Lee looks dis­ap­pointed – all the chil­dren do. Next to him, Ed­die is bal­anc­ing a pen­cil across his tongue. Lee reaches out and flicks the end of it and it rolls on to the floor. Nor­mally I would tell them off, but this is the last day of term and I de­cide to let it go.

“Won’t you be lonely?” Ed­die asks, bending to pick the pen­cil up.

I glance at Na­dia, won­der­ing what she’ll say. She’s not talked about it much and I have no idea if she’s wor­ried or not. She shrugs. “I don’t know, Ed­die. I’ll just have to wait and see.”

“When I f irst came to the class, when we f irst moved here, I was lonely.” Ly­dia looks at Na­dia through thick, dark lashes, then takes the hand of the lit­tle girl next to her and holds it up high. “But then I met Shan­non and I’m not lonely any more.”

IT’S the start of the new term and I’m sit­ting in a small class­room next to the off ice.
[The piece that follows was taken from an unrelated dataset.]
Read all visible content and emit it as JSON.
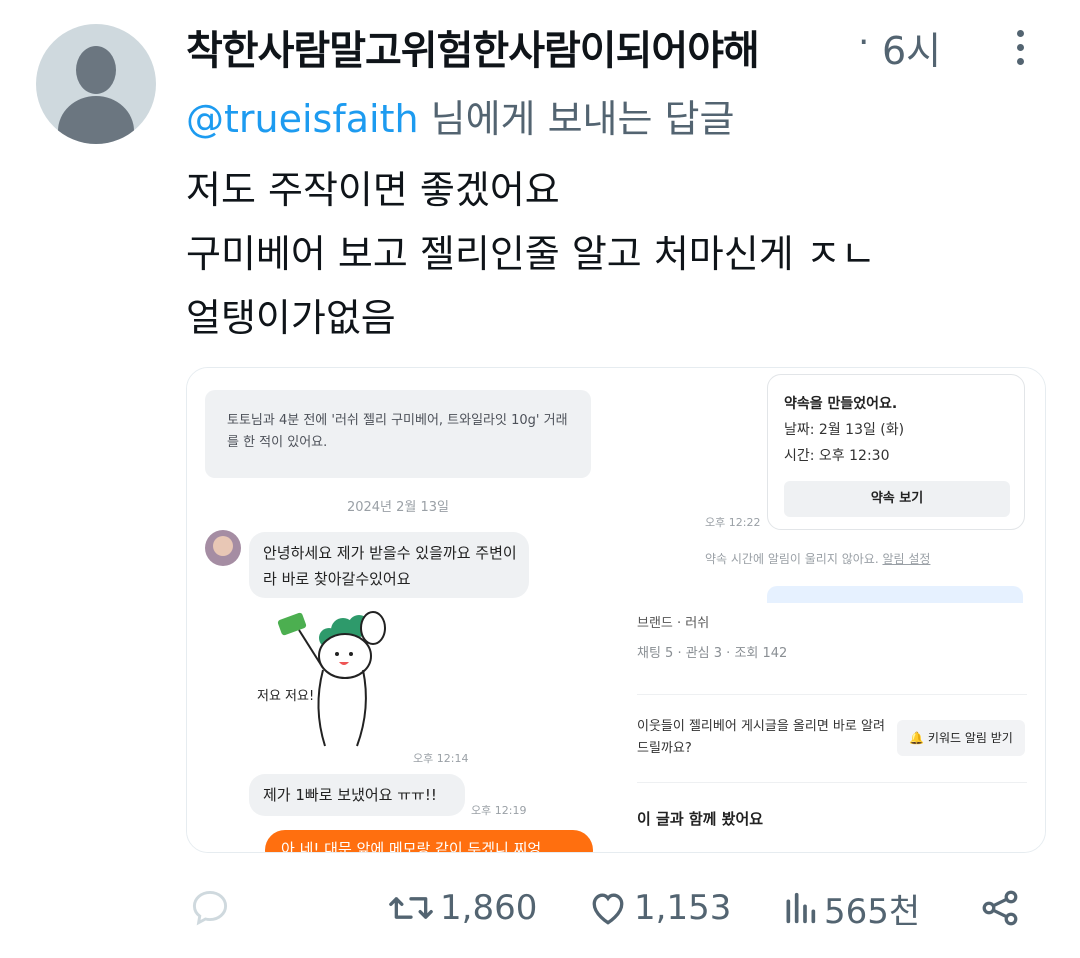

Mrs Jack­son, the head teacher, has asked if I’ll take a booster group to help some chil­dren with their English, and Lee, Ed­die, Shan­non and Ly­dia are seated at the ta­ble with me.

“What are we do­ing to­day, miss?” Lee asks, rest­ing his head on his arms and look­ing at me over the top of them.

“We’re go­ing to f in­ish what we started yesterday.”

“Oh, do we have to?” Ed­die threads his pen­cil be­tween his f in­gers and stares at it. “It’s so bor­ing.”

“That’s not a very po­lite thing to say, Ed­die,” I say.

He’s right, though. Usu­ally I have the knack of mak­ing the lessons in­ter­est­ing to the chil­dren, what­ever their abil­ity.

Yesterday, though, I could tell my voice lacked an­i­ma­tion and it wasn’t long be­fore I had lost the chil­dren’s at­ten­tion. “Can’t we do some­thing else?” “Learn­ing to write letters is part of the cur­ricu­lum. It’s very im­por­tant to know how to do it.” I look at the chil­dren’s faces and won­der, at seven years old, how im­por­tant let­ter-writ­ing could re­ally be, or how rel­e­vant.

I get the chil­dren to open their books with the idea of get­ting them to read their work out to me. Ly­dia has her arm around her writ­ing, try­ing to hide it.

Newspapers in English

Newspapers from UK

© PressReader. All rights reserved.